    I bet everyone knows it because even the birds know it. Remember the story of thirsty crow? So if we drop a stone in a jar completely filled with water, some water would spill out of the jar because the stone has displaced some water. The volume of water displaced would be equal the volume of the stone. Now let us see what Archimedes principle is trying to say?

    It is giving us a way to calculate the amount of upthrust that an object will feel when immersed in water or in any liquid. This upthrust will be equal to the weight not volume of liquid displaced by the object. How do ships float?

    What is Stability requirements for Grain Loading?

    So if we have to make something float, all we have to do is to make sure that it displaces more water than its own weight. And we have a solid cube of T weight made of same material. If both are put in water, while the ball will sink, the ship would float. The weight is same, the material is same and both are placed in the same water. As the weight of both is same, the downward gravitational force acting on both is same.

    But the upthrust acting on the ship will be more than that acting on the ball. Let us see why? The upthrust acting on the steel cube will be T. As the weight of the cube downward force is T, the cube will continue to move downwards and will sink. Now let us see the forces on a ship with lightweight of T. A ship of this light weight is generally of the approximate size of Length: meters Breadth: 30 Meters Height from keel to the main deck: 20 meters If it is submerged to its full height, it would displace m3 m x 30m x 20m x 0.

    This is considering the block coefficient of the ship is 0. This means that the upthrust acting on the ship would be T. The downward force is same as was for the steel cube. So why did the ship float while the steel cube sank?

    That is because the upthrust Buoyancy for the ship is much more than that of the cube of the same weight. Watch this simple experiment and you would understand. Buoyancy We saw that the ship in the example was able to generate T of buoyancy when immersed up to the deck line.

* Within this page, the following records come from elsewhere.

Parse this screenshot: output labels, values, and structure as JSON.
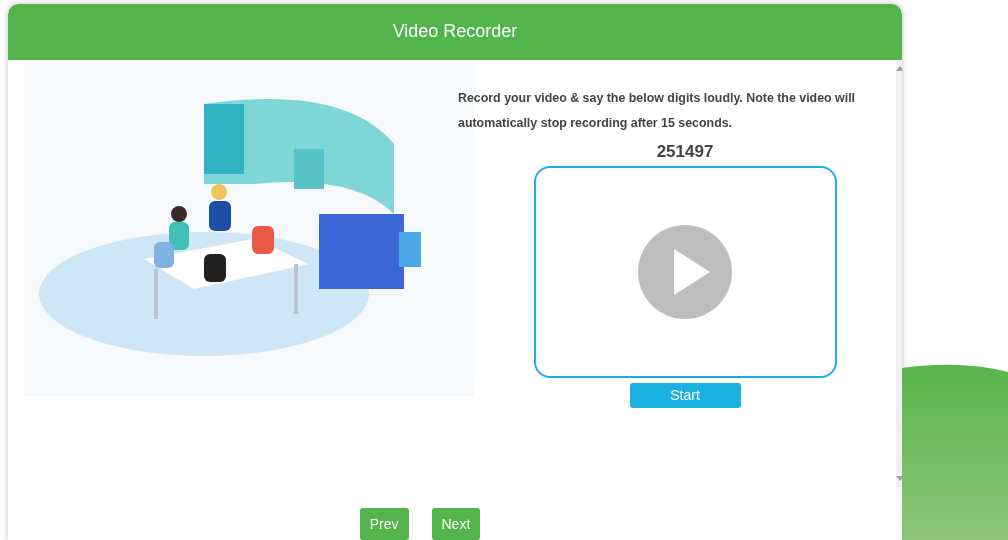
{
  "dialog": {
    "title": "Video Recorder"
  },
  "instructions": "Record your video & say the below digits loudly. Note the video will automatically stop recording after 15 seconds.",
  "digits": "251497",
  "video": {
    "playing": false
  },
  "start_button": "Start",
  "nav_buttons": [
    {
      "label": "Prev"
    },
    {
      "label": "Next"
    }
  ]
}
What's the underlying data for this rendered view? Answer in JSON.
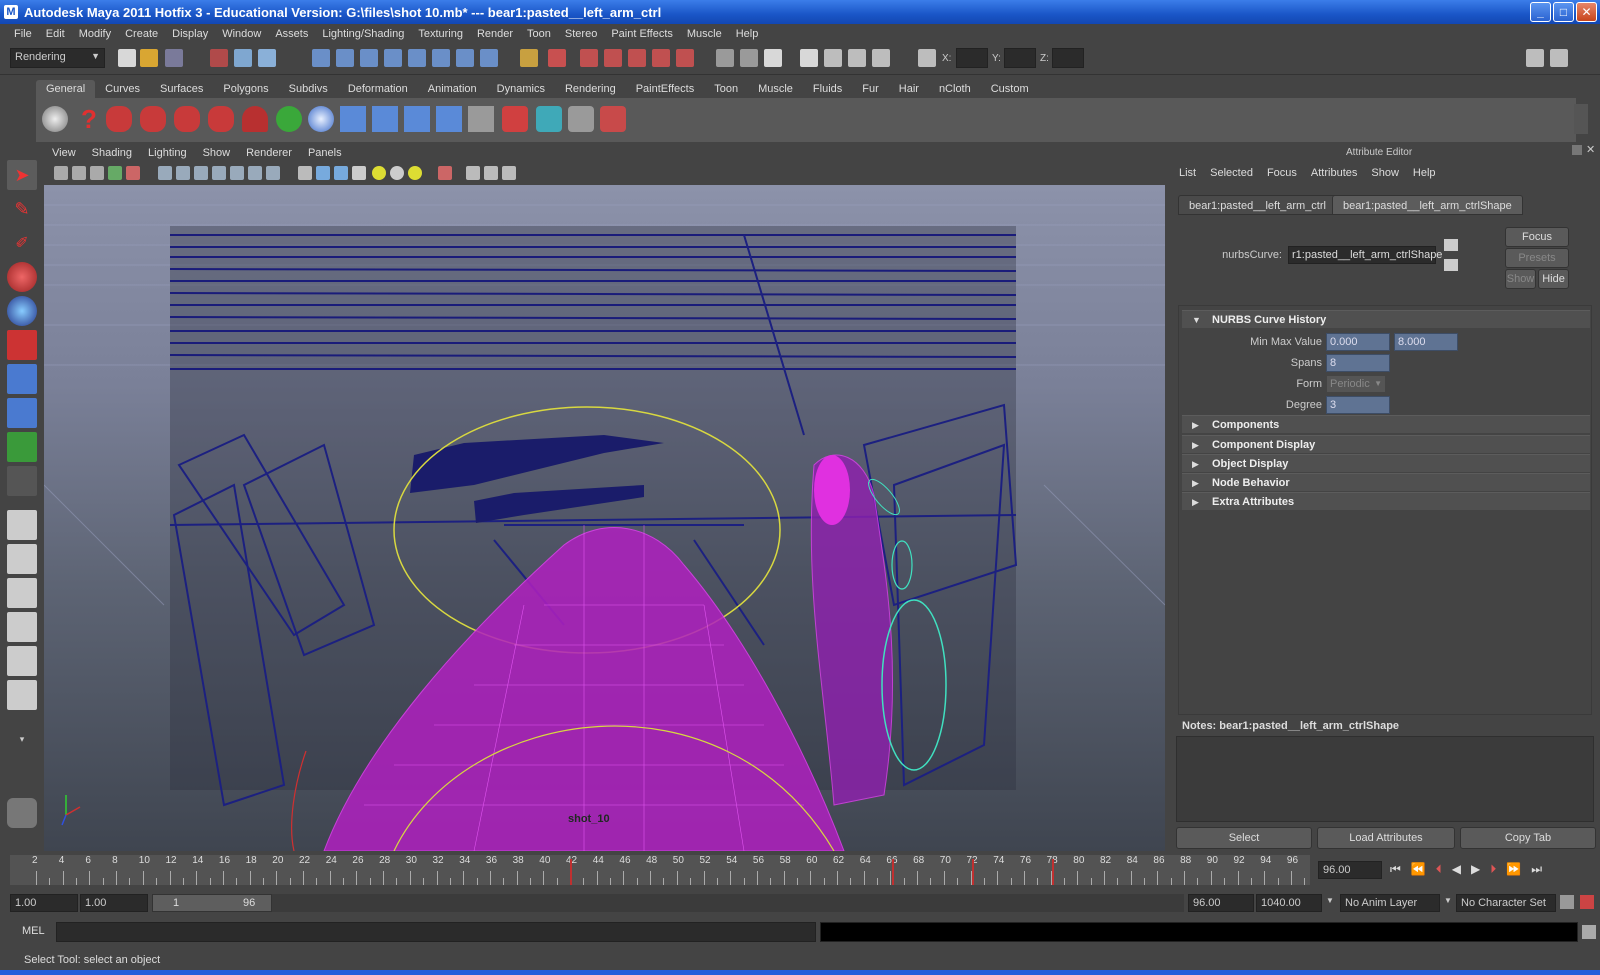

As the weight of the ship was T, this means that the ship will have a net upward force of T. This upward force will keep on raising the ship until the upthrust is equal to the weight of the ship.

    So at the equilibrium, the upthrust buoyancy will be equal to the weight of the ship which is T. The remaining buoyancy of T will act as reserve buoyancy. If there is no bulk grain or other cargo above a lower cargo space containing grain, the hatch covers shall be secured in an approved manner having regard to the mass and permanent arrangements provided for securing such covers.

    After loading, all free grain surfaces in partly filled compartments shall be level. In filled compartments, trimmed; filled compartments, untrimmed; and partly filled compartments, longitudinal divisions may be installed as a device to reduce the adverse heeling effect of grain shift provided that: The division is grain-tight; The construction meets the requirements of raincode. Note :- This Code applies to ships regardless of size, including those of less than tons gross tonnage, engaged in the carriage of grain in bulk, to which part C of chapter VI of the SOLAS Conventionas amended, applies.

    The term grain covers wheat, maize cornoats, rye, barley, rice, pulses, seeds and processed forms thereof, whose behavior is similar to that of grain in its natural state. The term filled compartment, trimmed, refers to any cargo space in which, after loading and trimming as required under grain code, the bulk grain is at its highest possible level The term filled compartment, untrimmed, refers to a cargo space which is filled to the maximum extent possible in way of the hatch opening but which has not been trimmed outside the periphery of the hatch opening either by the provisions of grain code for all ships or for specially suitable compartments.


    What is gom in ship stability